This sermon is mostly for those who are not leaders yet.  It is for the rest of the congregation, those who might become leaders, and even those who won’t.  Why?  Because those 9 current leaders have already achieved these qualities in large measure or else there is no way they could have been considered for our Leadership Team.  Our current leaders can hear these words from Paul as an important reminder, for sure.  But it is best for all the rest of us to see Paul as speaking primarily to us. Everyone can and should see these qualities as describing how a disciple of Jesus should live.  Therefore, Paul’s words are for all of us.  Let’s all pay close attention to the life that Paul describes here.  Let’s all ask God to speak to us through his word, as perhaps there is something in these descriptions of overseers and deacons that we need to hear.

Join us Sunday, March 3, at Faith Church to learn more!

How to submit to leaders and not hate it – 1st Corinthians 16:5-24, Part Two

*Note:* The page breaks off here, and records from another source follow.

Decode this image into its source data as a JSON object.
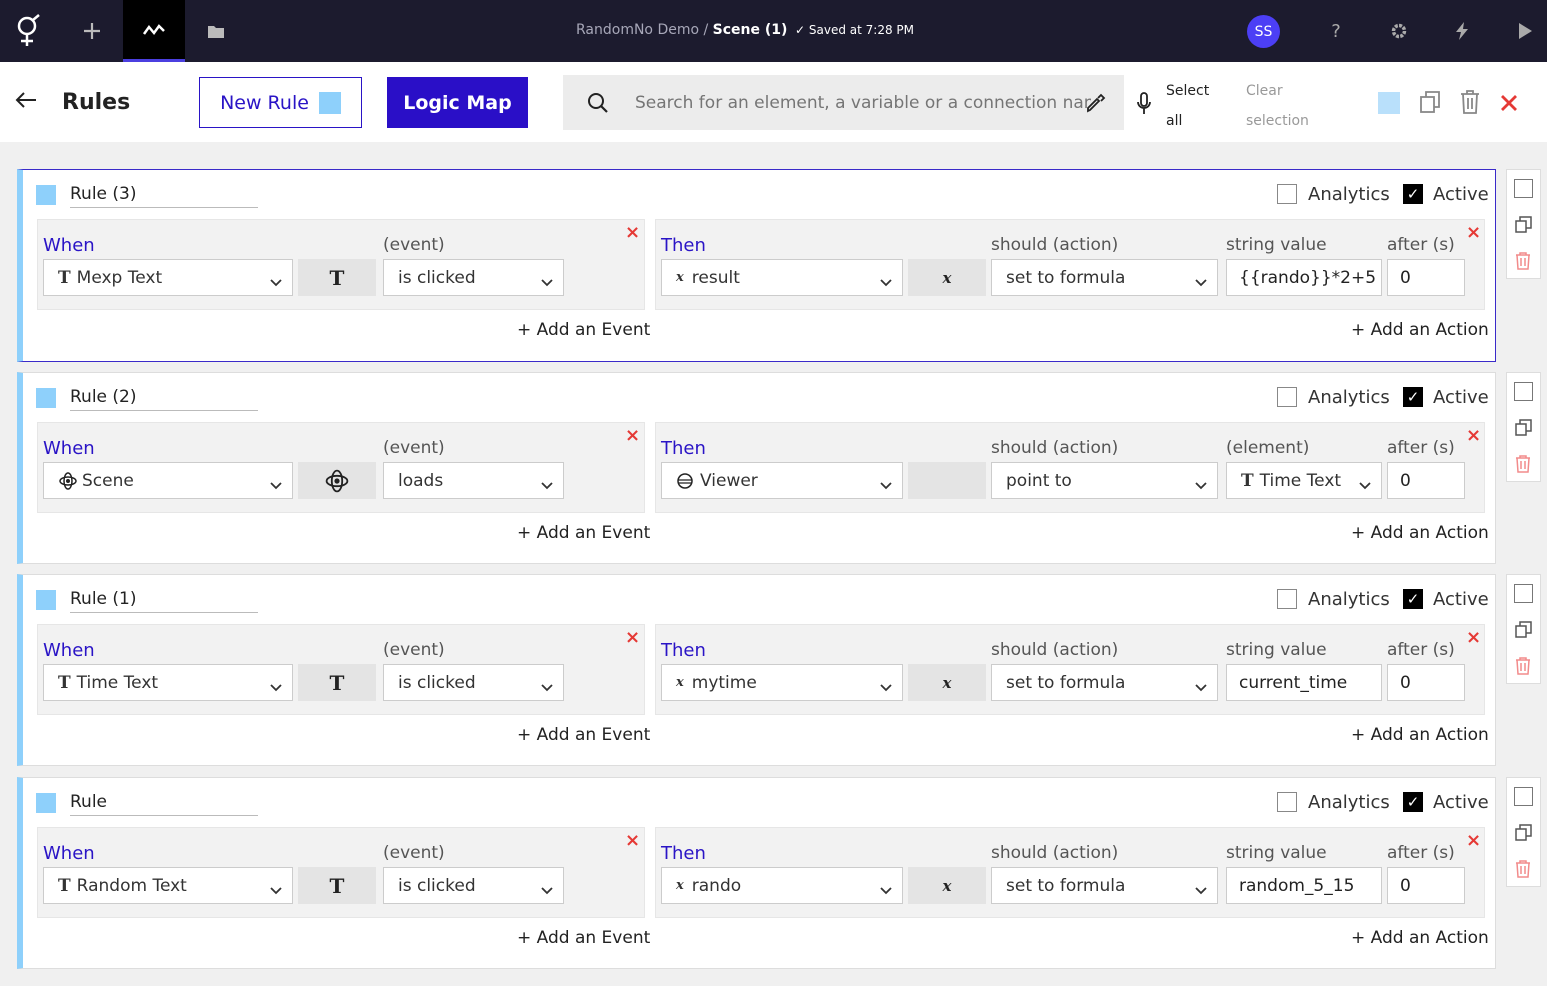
{
  "topbar": {
    "breadcrumb_project": "RandomNo Demo /",
    "breadcrumb_scene": "Scene (1)",
    "saved_status": "Saved at 7:28 PM",
    "avatar_initials": "SS",
    "help": "?"
  },
  "header": {
    "title": "Rules",
    "new_rule_label": "New Rule",
    "logic_map_label": "Logic Map",
    "search_placeholder": "Search for an element, a variable or a connection name",
    "select_all_label": "Select all",
    "clear_selection_label": "Clear selection"
  },
  "colors": {
    "accent": "#2a0fc7",
    "rule_swatch": "#8ed0fb",
    "danger": "#e53935",
    "topbar": "#1c1b2e"
  },
  "common": {
    "analytics": "Analytics",
    "active": "Active",
    "when": "When",
    "event_col": "(event)",
    "then": "Then",
    "action_col": "should (action)",
    "after_col": "after (s)",
    "add_event": "+ Add an Event",
    "add_action": "+ Add an Action"
  },
  "rules": [
    {
      "name": "Rule (3)",
      "analytics": false,
      "active": true,
      "when_element": "Mexp Text",
      "when_icon": "text-icon",
      "event": "is clicked",
      "then_target": "result",
      "then_icon": "variable-icon",
      "action": "set to formula",
      "value_col": "string value",
      "value": "{{rando}}*2+5",
      "after": "0"
    },
    {
      "name": "Rule (2)",
      "analytics": false,
      "active": true,
      "when_element": "Scene",
      "when_icon": "scene-icon",
      "event": "loads",
      "then_target": "Viewer",
      "then_icon": "viewer-icon",
      "action": "point to",
      "value_col": "(element)",
      "value": "Time Text",
      "after": "0"
    },
    {
      "name": "Rule (1)",
      "analytics": false,
      "active": true,
      "when_element": "Time Text",
      "when_icon": "text-icon",
      "event": "is clicked",
      "then_target": "mytime",
      "then_icon": "variable-icon",
      "action": "set to formula",
      "value_col": "string value",
      "value": "current_time",
      "after": "0"
    },
    {
      "name": "Rule",
      "analytics": false,
      "active": true,
      "when_element": "Random Text",
      "when_icon": "text-icon",
      "event": "is clicked",
      "then_target": "rando",
      "then_icon": "variable-icon",
      "action": "set to formula",
      "value_col": "string value",
      "value": "random_5_15",
      "after": "0"
    }
  ]
}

5 Nov

In this final section of 1st Corinthians, Paul mentions a bunch of leaders that were familiar to the church in the city of Corinth.  At one point, he urges the church to submit to it’s leaders.  Submit is such an ugly word.  It has definitely been abused by many leaders.  As a leader in a church I can hardly stomach hearing those words on my lips.  “Submit, you peons!”  It’s so brutal.  obey

I know that it is much easy to submit to leaders who are awesome leaders.  Paul describes the leaders that way. They were mature, faithful, caring leaders, and as such, the people should submit.  I don’t know that good leaders will make it easy to submit for all followers.  Some of us just have a hard time submitting to anyone.  I think Paul is saying that it is possible to submit to leaders and not hate it.

What does it look like to submit to leaders?  Here are some thoughts.

Pray for them! Regularly. Make it a part of your daily practice to pray for the leaders in your church. Pray that they will be able to depend on the Spirit’s power to serve as leaders, that they will have wisdom and guidance.

Submit to their decisions, even when you disagree. It is possible to disagree with leadership and still humbly submit and follow their lead.

Talk with them about your concerns. It is possible to present ourselves when we are concerned and disagree with leaders, in a loving way.

What do we do when we disagree and are concerned about a decision that our voted on leadership has decided on?

First, we need to ask ourselves humbly and honestly (and we need to get wise mature people to evaluate us in this as well): Are we being influenced by consumer culture? Consumer culture is the water we swim in. We get to consume, we get to have choices about what we consume. We don’t like one brand, we go with one of the 15 other brands. We do that for everything. We have learned a sense of entitlement that has us thinking that we deserve choices. And it is our right, and what is best for us, when we don’t like what we get, that we can make another choice. The same goes for churches

But what about learning to submit to leaders, and allowing them to fulfill their God-given role of leading? Even when we don’t like how they are leading? Even when we disagree? Yes, it is possible!  Maybe we just need to try.